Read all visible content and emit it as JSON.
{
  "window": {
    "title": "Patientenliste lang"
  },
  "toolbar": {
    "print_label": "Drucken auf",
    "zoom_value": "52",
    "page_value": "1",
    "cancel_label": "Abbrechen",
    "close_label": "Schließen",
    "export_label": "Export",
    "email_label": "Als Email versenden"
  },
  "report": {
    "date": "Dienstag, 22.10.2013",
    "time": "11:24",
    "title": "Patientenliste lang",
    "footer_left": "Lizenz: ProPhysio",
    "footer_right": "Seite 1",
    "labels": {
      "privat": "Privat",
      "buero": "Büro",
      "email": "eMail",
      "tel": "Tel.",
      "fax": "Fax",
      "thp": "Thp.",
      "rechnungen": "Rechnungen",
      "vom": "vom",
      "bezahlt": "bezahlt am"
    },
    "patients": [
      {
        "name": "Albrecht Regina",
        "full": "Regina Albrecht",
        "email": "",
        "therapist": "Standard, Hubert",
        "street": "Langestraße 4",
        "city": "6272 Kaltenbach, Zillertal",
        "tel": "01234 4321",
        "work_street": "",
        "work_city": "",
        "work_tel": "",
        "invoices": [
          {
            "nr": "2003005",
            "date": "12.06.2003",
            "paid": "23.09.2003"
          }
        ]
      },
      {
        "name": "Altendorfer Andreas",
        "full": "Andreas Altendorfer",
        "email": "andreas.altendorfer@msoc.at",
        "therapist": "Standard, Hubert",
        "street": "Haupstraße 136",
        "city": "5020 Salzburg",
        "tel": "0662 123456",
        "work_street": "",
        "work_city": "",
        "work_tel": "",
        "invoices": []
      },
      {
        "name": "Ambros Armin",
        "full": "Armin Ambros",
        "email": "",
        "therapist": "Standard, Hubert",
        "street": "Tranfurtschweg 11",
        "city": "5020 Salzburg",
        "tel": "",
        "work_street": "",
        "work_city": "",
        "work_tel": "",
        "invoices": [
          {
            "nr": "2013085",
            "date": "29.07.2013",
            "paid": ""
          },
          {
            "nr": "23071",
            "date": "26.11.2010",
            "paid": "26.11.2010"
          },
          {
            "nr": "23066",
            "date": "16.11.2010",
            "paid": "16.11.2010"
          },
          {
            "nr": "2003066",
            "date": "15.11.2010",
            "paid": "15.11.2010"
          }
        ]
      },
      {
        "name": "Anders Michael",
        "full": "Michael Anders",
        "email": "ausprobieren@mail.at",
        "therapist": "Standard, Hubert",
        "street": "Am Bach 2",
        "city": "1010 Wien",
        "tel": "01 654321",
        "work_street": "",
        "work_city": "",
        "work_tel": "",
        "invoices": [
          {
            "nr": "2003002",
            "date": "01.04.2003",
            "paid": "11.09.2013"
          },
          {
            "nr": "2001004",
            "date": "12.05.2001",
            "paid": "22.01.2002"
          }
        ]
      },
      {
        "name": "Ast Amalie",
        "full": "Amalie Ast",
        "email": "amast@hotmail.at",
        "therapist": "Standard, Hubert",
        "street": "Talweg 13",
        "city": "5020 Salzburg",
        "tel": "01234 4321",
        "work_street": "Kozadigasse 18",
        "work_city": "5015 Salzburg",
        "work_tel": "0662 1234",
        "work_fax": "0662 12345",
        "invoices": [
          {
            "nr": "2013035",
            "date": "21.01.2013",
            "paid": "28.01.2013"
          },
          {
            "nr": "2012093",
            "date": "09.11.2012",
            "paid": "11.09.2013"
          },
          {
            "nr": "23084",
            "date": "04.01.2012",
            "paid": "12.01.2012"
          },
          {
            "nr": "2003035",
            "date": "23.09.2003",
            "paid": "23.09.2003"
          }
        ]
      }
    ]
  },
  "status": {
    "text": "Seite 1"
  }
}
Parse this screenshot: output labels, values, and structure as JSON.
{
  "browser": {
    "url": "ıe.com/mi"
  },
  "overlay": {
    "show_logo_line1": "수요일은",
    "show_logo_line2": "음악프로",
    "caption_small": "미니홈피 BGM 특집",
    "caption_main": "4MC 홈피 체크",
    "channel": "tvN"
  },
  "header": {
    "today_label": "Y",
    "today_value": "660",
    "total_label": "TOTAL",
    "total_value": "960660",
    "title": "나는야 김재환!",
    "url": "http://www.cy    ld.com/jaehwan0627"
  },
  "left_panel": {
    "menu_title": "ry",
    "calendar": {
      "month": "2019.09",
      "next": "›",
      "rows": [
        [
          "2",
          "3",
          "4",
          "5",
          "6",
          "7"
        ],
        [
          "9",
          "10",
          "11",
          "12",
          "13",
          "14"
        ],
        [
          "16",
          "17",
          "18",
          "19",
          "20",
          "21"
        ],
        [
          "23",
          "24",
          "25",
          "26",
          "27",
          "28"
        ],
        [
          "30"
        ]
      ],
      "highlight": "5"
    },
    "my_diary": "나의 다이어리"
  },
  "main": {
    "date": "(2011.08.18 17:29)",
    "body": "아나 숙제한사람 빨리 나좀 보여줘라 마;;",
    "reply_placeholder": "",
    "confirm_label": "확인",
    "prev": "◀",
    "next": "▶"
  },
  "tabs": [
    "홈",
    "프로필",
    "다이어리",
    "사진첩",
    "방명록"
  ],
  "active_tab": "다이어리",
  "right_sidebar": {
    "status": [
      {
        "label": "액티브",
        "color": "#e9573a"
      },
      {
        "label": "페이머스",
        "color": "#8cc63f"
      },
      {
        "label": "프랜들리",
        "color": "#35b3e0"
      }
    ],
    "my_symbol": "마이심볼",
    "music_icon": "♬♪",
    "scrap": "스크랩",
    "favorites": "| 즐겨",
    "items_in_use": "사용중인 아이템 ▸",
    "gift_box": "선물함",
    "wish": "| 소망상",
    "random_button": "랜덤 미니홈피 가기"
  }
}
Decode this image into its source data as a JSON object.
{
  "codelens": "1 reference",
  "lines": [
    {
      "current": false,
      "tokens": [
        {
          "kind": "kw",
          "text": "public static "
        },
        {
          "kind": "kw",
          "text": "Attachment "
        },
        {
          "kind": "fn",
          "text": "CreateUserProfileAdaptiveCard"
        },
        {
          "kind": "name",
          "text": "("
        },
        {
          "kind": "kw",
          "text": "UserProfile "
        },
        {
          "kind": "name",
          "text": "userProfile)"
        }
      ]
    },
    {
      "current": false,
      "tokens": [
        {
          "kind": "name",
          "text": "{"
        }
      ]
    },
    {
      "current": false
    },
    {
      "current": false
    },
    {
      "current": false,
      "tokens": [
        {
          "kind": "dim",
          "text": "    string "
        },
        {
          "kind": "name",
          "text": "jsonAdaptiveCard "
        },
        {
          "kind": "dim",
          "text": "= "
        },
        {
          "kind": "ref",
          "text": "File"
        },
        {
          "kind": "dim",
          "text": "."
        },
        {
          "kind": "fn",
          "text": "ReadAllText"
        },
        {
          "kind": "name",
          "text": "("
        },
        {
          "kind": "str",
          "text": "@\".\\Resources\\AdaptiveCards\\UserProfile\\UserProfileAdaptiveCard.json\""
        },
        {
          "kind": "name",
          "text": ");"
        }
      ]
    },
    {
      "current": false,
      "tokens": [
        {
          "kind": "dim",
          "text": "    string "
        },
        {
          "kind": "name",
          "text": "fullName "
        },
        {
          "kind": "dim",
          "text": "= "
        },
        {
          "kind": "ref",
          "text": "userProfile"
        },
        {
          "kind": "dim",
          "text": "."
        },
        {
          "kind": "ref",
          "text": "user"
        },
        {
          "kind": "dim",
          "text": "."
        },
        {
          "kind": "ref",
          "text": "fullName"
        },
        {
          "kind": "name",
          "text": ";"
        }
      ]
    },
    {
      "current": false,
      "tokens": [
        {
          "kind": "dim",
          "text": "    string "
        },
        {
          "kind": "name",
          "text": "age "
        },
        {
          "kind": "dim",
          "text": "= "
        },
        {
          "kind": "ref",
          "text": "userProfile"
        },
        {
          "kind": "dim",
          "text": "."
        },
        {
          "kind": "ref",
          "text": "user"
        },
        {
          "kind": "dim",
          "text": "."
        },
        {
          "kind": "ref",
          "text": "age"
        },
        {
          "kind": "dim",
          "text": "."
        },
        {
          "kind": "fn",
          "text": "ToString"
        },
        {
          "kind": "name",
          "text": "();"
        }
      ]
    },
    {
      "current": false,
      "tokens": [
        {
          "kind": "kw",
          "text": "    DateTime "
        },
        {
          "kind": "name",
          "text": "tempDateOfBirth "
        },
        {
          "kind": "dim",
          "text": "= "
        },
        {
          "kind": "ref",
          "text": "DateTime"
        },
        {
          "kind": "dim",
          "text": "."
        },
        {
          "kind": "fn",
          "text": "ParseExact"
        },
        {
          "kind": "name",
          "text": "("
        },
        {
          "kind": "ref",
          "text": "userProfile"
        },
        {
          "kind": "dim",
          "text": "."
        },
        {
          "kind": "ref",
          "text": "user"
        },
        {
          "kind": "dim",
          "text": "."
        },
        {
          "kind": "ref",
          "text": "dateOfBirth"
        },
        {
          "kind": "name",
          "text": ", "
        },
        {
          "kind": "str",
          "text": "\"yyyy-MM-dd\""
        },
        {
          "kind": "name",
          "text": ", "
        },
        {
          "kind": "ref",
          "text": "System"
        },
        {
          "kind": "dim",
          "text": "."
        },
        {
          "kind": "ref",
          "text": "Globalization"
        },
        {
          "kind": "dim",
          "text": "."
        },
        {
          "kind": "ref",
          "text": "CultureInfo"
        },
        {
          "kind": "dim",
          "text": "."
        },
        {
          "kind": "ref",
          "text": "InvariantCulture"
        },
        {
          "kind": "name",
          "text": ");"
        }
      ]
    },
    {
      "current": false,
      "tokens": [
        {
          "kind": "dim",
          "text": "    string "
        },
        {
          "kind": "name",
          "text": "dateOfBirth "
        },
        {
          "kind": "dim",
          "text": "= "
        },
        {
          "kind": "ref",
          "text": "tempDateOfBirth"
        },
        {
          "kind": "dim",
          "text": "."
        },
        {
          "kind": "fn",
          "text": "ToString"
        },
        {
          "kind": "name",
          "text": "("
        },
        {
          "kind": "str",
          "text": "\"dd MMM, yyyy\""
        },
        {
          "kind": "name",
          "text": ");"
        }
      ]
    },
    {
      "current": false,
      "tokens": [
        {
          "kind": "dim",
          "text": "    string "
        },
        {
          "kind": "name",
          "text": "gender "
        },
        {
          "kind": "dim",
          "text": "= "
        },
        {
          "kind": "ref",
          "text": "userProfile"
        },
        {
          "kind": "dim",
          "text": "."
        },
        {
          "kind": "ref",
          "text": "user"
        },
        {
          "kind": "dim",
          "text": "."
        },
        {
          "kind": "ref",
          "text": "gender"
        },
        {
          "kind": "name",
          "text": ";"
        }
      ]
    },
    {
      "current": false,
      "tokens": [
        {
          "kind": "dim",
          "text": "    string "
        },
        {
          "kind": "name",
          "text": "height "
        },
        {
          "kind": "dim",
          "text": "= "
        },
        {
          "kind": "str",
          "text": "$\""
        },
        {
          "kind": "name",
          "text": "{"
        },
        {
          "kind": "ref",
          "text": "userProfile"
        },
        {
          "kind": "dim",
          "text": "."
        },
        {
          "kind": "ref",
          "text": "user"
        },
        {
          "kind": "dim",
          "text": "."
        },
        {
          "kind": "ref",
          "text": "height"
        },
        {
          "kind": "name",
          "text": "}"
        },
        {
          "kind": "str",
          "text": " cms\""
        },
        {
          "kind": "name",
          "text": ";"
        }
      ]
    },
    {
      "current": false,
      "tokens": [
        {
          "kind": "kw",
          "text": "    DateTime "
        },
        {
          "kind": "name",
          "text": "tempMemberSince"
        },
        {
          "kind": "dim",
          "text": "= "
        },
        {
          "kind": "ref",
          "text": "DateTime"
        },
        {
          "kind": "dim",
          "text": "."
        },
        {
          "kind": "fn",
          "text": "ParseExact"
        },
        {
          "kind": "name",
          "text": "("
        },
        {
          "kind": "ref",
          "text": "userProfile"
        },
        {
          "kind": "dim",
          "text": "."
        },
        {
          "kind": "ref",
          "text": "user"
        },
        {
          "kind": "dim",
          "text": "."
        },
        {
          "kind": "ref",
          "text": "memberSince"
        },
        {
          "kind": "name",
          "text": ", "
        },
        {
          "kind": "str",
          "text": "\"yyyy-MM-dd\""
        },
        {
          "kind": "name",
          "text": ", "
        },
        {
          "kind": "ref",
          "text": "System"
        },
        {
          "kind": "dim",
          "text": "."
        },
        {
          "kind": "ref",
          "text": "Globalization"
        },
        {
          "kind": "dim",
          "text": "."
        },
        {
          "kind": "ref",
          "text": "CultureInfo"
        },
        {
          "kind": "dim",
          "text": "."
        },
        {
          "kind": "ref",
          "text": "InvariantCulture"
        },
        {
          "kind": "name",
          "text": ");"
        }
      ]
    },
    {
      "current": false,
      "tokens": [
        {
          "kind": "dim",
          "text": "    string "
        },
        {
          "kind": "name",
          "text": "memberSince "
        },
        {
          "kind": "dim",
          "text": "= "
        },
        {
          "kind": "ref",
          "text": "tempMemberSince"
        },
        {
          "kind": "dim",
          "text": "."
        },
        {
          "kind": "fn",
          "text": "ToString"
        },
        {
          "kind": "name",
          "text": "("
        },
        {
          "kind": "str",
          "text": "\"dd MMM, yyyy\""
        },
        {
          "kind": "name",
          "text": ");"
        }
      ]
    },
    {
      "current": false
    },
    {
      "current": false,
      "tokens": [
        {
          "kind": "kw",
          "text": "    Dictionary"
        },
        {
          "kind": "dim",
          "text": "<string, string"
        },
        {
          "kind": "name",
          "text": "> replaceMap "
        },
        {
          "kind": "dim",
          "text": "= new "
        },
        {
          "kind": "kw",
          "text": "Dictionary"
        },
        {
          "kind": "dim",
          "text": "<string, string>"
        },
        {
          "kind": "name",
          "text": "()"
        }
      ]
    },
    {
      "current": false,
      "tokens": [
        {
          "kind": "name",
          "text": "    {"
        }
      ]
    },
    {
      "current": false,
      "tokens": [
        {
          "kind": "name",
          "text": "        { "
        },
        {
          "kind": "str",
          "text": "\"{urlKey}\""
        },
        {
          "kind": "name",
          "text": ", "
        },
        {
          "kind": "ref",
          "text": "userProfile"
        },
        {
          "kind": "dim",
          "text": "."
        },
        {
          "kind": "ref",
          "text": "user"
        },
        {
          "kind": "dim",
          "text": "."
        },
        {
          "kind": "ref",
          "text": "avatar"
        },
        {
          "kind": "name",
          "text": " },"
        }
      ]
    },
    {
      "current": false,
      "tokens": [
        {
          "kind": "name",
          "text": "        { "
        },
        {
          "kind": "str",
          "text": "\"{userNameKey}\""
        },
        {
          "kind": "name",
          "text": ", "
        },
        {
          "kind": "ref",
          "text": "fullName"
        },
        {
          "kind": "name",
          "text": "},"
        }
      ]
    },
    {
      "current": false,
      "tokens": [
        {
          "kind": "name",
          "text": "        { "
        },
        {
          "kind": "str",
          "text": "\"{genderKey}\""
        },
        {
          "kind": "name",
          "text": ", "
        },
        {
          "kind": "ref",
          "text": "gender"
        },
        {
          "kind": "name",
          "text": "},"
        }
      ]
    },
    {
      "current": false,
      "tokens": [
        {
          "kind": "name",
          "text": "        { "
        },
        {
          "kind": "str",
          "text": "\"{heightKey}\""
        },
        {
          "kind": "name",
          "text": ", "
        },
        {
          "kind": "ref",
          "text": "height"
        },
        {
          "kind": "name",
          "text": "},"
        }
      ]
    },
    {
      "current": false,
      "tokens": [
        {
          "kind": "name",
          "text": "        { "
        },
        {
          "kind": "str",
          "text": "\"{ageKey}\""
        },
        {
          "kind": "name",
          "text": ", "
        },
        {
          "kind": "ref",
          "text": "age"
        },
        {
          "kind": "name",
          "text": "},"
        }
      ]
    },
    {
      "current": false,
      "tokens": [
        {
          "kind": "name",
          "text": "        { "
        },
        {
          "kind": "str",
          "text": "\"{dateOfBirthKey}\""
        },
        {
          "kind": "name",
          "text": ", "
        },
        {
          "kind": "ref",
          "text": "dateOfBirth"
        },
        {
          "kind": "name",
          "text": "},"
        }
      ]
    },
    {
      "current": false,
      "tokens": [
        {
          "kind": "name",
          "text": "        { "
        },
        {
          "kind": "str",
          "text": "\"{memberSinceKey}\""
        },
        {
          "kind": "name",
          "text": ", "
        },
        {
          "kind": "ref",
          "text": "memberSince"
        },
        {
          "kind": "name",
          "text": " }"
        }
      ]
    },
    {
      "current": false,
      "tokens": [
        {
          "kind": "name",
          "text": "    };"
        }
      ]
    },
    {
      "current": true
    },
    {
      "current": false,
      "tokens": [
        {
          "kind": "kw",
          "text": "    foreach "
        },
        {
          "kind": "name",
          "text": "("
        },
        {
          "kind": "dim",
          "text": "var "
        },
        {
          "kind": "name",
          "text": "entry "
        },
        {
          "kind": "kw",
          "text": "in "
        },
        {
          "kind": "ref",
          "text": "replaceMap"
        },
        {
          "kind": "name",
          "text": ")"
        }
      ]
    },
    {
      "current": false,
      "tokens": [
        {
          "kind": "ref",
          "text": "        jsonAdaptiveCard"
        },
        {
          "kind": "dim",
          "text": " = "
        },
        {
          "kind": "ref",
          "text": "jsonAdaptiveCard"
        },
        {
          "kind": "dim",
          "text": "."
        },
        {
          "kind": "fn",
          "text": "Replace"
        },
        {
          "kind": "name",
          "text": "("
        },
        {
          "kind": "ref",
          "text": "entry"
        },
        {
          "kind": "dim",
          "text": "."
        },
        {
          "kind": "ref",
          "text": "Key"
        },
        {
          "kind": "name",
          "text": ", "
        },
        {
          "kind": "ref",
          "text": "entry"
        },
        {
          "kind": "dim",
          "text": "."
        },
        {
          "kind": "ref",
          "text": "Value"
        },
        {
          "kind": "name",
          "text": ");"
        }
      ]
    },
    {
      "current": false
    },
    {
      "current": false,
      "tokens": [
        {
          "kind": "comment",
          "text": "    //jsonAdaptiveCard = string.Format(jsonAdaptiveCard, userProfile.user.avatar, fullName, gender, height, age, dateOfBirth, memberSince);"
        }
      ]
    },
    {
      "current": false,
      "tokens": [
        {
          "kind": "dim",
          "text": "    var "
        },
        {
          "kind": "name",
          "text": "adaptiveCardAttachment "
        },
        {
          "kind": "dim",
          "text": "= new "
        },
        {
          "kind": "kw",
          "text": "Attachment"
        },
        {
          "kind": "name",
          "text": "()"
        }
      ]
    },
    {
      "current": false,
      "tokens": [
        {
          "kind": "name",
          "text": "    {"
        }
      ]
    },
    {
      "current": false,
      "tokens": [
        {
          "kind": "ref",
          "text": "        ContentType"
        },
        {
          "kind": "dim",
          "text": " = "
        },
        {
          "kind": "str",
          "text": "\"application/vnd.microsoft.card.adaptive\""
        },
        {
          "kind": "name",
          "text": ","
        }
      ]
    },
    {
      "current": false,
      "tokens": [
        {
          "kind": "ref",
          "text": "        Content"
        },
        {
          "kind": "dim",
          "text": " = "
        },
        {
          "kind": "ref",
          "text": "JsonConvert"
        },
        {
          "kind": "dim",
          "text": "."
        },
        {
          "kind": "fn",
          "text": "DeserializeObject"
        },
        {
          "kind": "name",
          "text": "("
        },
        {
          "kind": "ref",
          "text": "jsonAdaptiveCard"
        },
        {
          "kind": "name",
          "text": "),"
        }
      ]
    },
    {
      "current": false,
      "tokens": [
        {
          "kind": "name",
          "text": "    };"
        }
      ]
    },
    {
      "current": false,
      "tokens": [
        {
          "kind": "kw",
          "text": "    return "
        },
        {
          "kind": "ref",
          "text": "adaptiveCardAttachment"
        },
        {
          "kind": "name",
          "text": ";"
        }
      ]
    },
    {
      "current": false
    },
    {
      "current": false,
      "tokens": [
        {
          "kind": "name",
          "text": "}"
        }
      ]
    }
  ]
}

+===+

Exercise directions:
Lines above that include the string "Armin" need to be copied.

Result:
        "name": "Ambros Armin",
        "full": "Armin Ambros",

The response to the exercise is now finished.